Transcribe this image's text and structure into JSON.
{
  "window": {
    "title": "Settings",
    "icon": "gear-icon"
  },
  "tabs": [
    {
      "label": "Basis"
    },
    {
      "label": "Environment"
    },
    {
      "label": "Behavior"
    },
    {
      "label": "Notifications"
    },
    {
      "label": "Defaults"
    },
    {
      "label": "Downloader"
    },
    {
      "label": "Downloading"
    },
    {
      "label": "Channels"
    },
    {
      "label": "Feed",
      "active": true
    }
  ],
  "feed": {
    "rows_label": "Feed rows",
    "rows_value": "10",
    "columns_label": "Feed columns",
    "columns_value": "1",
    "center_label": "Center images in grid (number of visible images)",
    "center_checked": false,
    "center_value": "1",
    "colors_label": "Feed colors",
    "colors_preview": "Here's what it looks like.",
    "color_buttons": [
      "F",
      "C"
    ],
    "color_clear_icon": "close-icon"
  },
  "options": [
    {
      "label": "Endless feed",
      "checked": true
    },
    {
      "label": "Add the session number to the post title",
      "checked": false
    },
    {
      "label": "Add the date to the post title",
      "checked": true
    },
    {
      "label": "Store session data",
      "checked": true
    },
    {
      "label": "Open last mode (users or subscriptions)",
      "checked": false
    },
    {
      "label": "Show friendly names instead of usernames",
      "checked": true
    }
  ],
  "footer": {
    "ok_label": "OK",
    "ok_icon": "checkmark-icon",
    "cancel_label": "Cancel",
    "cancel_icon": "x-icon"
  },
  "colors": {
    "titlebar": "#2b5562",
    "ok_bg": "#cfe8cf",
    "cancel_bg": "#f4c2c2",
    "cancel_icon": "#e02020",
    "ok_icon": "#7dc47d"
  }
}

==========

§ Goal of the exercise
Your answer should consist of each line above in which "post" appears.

§ Your response
      "label": "Add the session number to the post title",
      "label": "Add the date to the post title",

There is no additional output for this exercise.